An important part of being safe while traveling involves having your vehicle’s headlights on if you’re out past dark–especially through rural
There are many rules and regulations to make sure your bike is safe for riding. The front light must be visible from 500 feet away, while the rear reflector needs to shine red when viewed from 600 feet in daylight or headlights at night. Bikes without a pedal brake need either hand brakes that are powerful enough if you fall off of it (even though this happens much less often than one might think), so as not to leave an unplanned skid mark!
Beyond these safety precautions, there’re more guidelines on how bikes should look: no high-octane LED lights please because they can cause glare; and remember – always wear a helmet whether biking alone or with friends – hair loss doesn’t only happen after running out of
Penalties for Riding Without Lights
If you are found riding without lights and reflectors in low-light/limited visibility conditions, the penalties vary state by state. Some states will charge a traffic ticket with fees up to $200 while other places allow riders to take an education course instead of paying any fines.
Riding without a helmet can often lead to injury, as shown by the fact that 90% of motorcycle-related fatalities are head injuries. What many people don’t realize is what happens if you get into an accident and do not have lights on your bike? Most times when insurance companies investigate such accidents they will hold both riders responsible for the accident in order to avoid having pay out settlements or lawsuits because it’s easier than taking responsibility themselves. This means that even though one rider may be at fault, through no fault of their own end up being blamed entirely due to other circumstances beyond their control while riding with little protection from another vehicle which makes them more susceptible to harm.
Do you know what else would happen if you ride without proper safety equipment like
Proper bike lighting can be the difference between feeling safe and being seen. Lights on your bicycle are not just about making it visible to other vehicles, they also help you see what is in front of you so that no bicycles or pedestrians get hurt when riding at night time.
The law across the United States requires minimal use of lights for safety reasons even during foul weather conditions like rainstorms, thunderstorms, snow storms or hail storms which could make visibility a little more difficult than usual due to dark skies but require riders to have some form of light emitting from their bikes in order maintain visibility while others around them may not always be able to do this without proper light precautions taken into account before leaving home each day with their bikes ready for travel if needed as
It’s true that bike lights can be expensive, but the good news is they are well worth it. Not only will you avoid getting traffic tickets for running red lights and not having proper lighting during low light conditions, which could lead to a serious accident; but better visibility also reduces crashes by providing more time before an incident occurs.
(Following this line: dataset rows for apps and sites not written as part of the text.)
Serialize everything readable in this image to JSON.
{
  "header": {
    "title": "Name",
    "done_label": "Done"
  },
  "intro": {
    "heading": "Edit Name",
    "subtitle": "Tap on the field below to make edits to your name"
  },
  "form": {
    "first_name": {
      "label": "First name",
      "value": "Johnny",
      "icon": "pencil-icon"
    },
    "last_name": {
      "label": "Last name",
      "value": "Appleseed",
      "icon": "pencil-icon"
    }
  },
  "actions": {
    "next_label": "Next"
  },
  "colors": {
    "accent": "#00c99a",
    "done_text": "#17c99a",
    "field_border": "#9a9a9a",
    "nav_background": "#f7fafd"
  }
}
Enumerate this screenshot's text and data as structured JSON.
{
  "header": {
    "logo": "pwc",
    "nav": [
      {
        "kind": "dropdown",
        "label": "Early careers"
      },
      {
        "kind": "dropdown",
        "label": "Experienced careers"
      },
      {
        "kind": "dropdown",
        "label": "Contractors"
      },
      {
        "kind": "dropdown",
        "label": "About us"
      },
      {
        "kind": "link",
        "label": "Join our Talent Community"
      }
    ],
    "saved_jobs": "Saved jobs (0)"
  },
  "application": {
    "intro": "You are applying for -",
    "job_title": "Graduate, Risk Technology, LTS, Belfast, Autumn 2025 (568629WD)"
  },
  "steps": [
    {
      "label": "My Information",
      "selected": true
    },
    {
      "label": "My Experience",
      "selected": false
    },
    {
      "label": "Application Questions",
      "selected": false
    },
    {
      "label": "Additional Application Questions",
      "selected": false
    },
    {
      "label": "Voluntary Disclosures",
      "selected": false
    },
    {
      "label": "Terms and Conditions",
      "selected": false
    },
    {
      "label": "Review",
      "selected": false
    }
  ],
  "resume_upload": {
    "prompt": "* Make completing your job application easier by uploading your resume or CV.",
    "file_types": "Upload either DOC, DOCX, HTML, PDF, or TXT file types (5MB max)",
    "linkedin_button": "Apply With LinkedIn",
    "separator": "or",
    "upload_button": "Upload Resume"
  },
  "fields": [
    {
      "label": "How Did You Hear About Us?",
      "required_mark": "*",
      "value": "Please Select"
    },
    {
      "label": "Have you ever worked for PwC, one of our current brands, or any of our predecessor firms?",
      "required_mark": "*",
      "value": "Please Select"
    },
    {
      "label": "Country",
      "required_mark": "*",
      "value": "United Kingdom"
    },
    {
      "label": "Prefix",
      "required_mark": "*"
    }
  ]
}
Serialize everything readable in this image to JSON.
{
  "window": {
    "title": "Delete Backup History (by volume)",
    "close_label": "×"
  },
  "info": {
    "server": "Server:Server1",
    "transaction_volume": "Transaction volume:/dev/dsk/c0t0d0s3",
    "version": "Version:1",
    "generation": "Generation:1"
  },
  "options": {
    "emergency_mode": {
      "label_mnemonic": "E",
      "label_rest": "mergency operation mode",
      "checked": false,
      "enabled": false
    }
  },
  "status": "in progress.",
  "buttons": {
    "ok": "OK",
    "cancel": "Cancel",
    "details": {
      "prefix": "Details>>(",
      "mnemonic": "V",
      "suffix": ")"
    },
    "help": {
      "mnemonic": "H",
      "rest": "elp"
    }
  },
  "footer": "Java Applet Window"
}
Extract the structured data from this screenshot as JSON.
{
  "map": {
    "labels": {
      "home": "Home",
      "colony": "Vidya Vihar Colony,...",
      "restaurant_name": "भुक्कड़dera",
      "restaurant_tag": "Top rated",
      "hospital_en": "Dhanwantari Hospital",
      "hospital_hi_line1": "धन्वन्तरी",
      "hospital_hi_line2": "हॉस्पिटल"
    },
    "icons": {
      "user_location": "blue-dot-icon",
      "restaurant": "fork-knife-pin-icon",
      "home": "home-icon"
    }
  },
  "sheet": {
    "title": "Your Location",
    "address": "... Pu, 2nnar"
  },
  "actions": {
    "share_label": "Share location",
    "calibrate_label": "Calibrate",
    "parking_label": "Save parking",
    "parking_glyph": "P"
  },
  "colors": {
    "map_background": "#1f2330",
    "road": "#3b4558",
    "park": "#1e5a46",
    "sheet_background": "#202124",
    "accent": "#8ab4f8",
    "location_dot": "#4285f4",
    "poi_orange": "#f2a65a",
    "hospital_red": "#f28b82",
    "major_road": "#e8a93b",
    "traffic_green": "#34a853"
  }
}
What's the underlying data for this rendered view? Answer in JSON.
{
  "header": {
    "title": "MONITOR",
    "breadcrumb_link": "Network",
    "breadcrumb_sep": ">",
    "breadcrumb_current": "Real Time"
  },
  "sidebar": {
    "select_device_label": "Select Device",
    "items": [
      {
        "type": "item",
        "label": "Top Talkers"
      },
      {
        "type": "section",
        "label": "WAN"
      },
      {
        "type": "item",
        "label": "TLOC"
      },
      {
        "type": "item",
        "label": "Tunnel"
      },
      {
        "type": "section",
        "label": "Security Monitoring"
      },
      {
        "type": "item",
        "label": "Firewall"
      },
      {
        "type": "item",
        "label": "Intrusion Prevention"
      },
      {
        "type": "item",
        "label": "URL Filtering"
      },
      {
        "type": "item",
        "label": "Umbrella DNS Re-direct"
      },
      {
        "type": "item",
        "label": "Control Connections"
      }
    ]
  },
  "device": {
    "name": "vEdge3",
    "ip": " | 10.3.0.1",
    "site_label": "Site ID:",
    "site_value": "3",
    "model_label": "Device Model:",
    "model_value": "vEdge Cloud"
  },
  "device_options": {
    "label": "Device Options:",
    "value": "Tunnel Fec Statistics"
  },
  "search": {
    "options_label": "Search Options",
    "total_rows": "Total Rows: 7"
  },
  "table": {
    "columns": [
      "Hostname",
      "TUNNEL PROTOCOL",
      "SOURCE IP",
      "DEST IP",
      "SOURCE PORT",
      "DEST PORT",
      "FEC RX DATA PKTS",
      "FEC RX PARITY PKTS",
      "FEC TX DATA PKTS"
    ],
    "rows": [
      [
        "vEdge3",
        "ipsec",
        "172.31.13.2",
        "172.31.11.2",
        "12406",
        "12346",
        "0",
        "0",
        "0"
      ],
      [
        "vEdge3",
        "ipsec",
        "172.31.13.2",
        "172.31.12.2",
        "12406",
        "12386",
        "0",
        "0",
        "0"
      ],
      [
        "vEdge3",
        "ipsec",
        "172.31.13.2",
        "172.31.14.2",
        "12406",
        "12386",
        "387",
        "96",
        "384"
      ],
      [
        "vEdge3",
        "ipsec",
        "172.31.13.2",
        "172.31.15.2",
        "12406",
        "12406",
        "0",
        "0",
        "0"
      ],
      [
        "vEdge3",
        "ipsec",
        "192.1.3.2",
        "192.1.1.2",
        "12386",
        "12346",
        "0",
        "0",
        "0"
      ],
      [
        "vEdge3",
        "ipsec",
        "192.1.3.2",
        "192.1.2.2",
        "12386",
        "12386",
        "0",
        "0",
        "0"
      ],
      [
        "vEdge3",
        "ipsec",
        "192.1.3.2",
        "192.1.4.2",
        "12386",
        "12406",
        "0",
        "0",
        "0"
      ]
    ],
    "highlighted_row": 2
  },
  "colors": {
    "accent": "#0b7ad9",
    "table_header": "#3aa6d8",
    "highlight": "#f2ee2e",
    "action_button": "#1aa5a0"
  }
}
Plus if someone does pull over your bicycle because of lack of visible safety features or improper lane usage, telling them ‘well I didn’t realize this was illegal!’ won’t cut it with any law enforcement officer so always make sure you have front-facing bike reflectors AND rear-viewing taillights on all times even in daylight hours when there may still be some glare